Tropic Thunder is Ben Stiller’s attempt to grab back some of the comic inspiration of his early cheeky years, taking pot shots at actors, sending up action flicks and mercilessly lampooning Hollywood in general. Stiller plays a solipsistic, semi-literate action movie star Tugg Speedman, who, after his career began to fizzle, disastrously attempted to branch out into drama. Now desperate for a comeback, he signs on with a pair of similarly vapid A-listers — heroin-addicted comedian Jeff Portnoy (Jack Black) and intense method actor Kirk Lazarus (Robert Downey Jr.), an Oscar-winning Aussie (Russell Crowe anyone?) — to star in a Vietnam epic. Portnoy is looking to broaden his box-office appeal while Lazarus undergoes radical pigmentation surgery to literally turn him into his black character. That’s right; Downey Jr. spends most of the film in blackface. When Tropic Thunder’s limey director (Steve Coogan) gets the idea to move his diva-like actors into the jungle to shoot the movie guerilla-style, they unwittingly run afoul of local drug runners. Soon the fake firefights become real and Speedman is the last to understand that they’re no longer shooting a movie. While Tropic Thunder’s cast is uniformly good, it’s Downy Jr. who stands out. Nearly as good are Matthew McConaughey (stepping in for depressed Owen Wilson) as Speedman’s super smarmy agent and Tom Cruise as hairy, fat, balding studio boss Les Grossman.
Good Girls Go to Paris Crepes Reviewed by Jane Slaughter (Restaurant)
The traditional French pancake gets an American treatment here. Each crępe takes about two minutes or less, from first careful pouring to the moment it's handed to the customer. Biggest seller so far among the savories is the “Sarah.” “Vera” combines bacon and spinach with Boursin, and two other savories pile on Black Forest ham. For sweet crępes, which are the majority, customers like the “Fay,” similar to a nonalcoholic Bananas Foster, plus pecans. When eating these creations on the go, neatness can be a problem. The safest technique to avoid the innards’ spilling out is to roll the crępe up like a burrito, tucking in the corners if necessary.
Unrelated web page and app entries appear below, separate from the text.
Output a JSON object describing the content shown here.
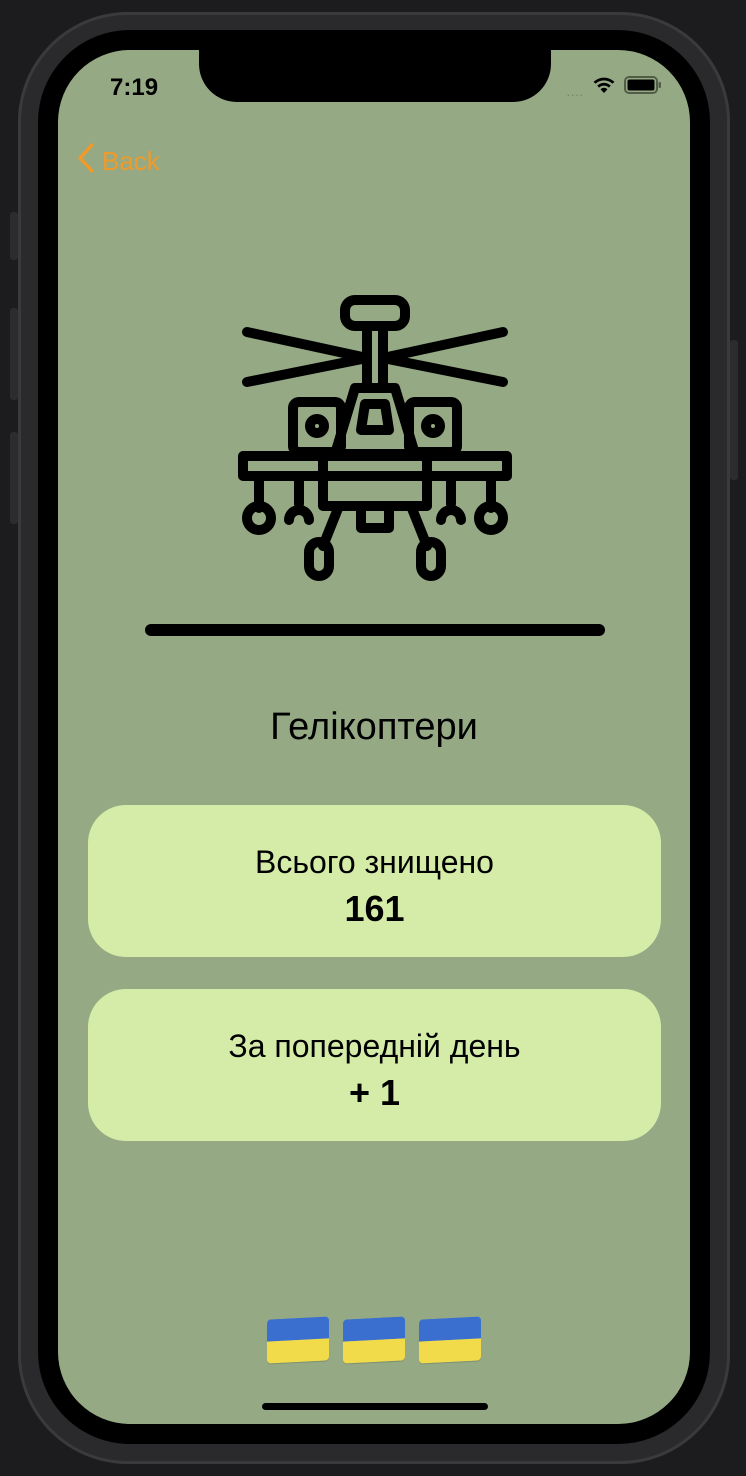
{
  "status_bar": {
    "time": "7:19",
    "signal": "....",
    "wifi_icon": "wifi-icon",
    "battery_icon": "battery-icon"
  },
  "nav": {
    "back_label": "Back",
    "back_icon": "chevron-left-icon"
  },
  "hero": {
    "icon": "helicopter-icon"
  },
  "category": {
    "title": "Гелікоптери"
  },
  "stats": [
    {
      "label": "Всього знищено",
      "value": "161"
    },
    {
      "label": "За попередній день",
      "value": "+ 1"
    }
  ],
  "flags": [
    {
      "icon": "ukraine-flag-icon"
    },
    {
      "icon": "ukraine-flag-icon"
    },
    {
      "icon": "ukraine-flag-icon"
    }
  ],
  "colors": {
    "screen_bg": "#95aa84",
    "card_bg": "#d4eca8",
    "accent": "#f09a2a",
    "flag_blue": "#3a6fd0",
    "flag_yellow": "#f2db4a"
  }
}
Feel free to call ahead for take-out orders. Call for reservations if your party is of six or more. One dollar off orders with a Detroit Film Theatre ticket stub, or with a student ID. Serves 50 different crępes available, with a full expresso bar and Intelligentsia coffee. Open 9 a.m.-8 p.m. Monday-Thursday, 9 a.m.-10 p.m. Saturday and 9 a.m.-5 p.m. Sundays.